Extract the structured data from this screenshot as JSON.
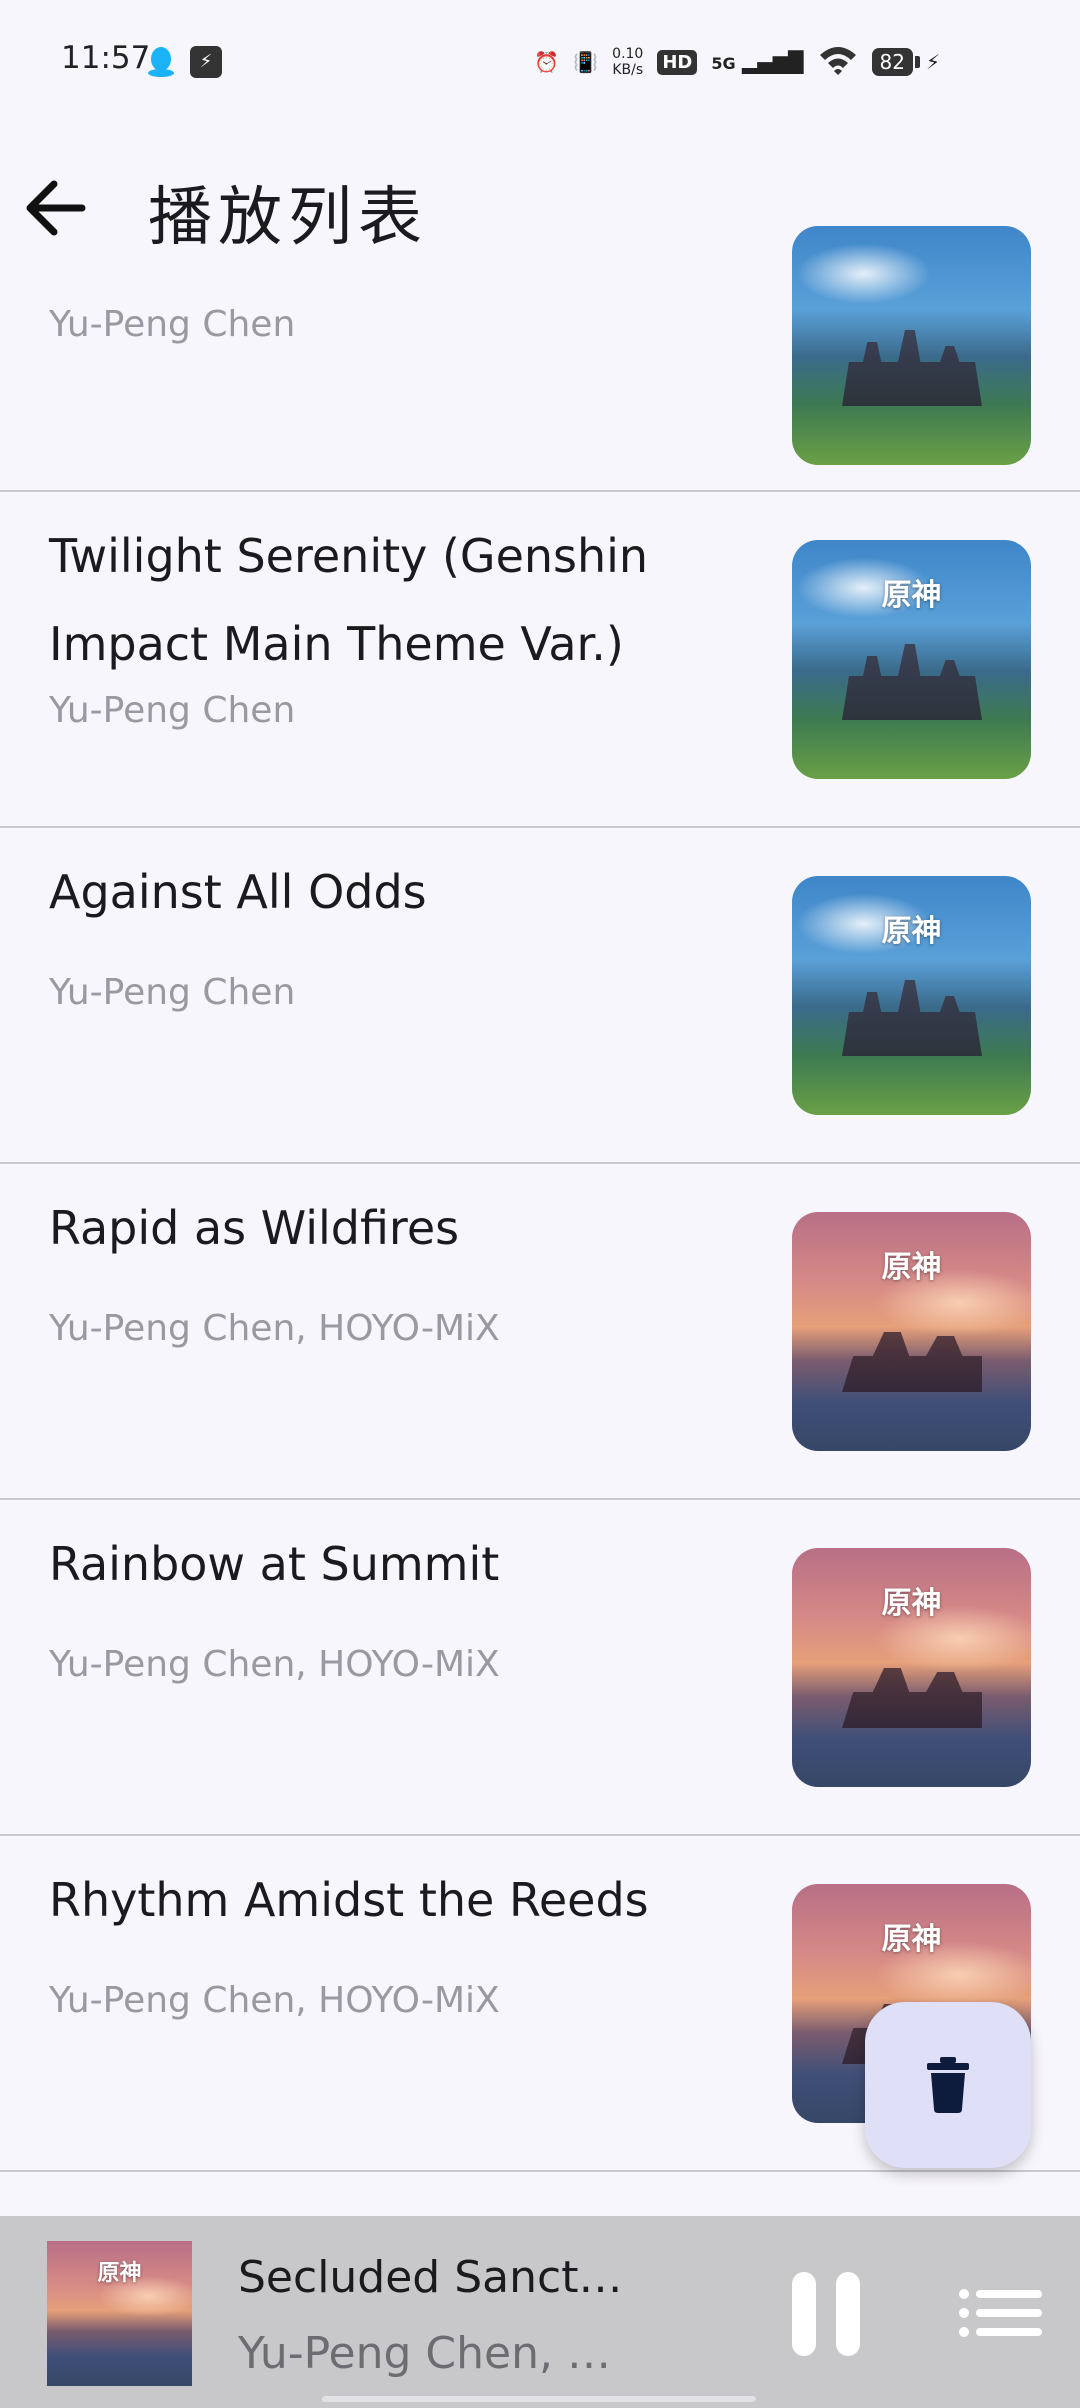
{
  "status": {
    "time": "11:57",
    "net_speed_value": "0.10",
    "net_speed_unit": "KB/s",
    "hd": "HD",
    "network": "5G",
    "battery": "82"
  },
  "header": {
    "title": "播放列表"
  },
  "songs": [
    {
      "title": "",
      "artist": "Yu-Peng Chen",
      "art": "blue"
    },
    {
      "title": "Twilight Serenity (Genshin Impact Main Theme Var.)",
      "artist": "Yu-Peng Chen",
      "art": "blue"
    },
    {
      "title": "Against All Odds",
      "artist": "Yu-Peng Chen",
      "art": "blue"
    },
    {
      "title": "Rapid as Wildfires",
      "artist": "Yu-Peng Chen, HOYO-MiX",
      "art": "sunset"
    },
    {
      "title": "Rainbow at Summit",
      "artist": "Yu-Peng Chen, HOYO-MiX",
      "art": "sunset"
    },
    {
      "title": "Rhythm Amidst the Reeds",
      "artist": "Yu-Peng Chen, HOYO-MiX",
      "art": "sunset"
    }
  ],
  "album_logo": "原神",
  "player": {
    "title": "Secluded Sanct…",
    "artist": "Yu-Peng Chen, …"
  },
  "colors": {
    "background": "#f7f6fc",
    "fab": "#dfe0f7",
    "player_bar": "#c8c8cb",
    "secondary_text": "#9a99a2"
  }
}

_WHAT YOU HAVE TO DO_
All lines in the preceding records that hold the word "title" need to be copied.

_SOLUTION TO THIS EXERCISE_
    "title": "播放列表"
      "title": "",
      "title": "Twilight Serenity (Genshin Impact Main Theme Var.)",
      "title": "Against All Odds",
      "title": "Rapid as Wildfires",
      "title": "Rainbow at Summit",
      "title": "Rhythm Amidst the Reeds",
    "title": "Secluded Sanct…",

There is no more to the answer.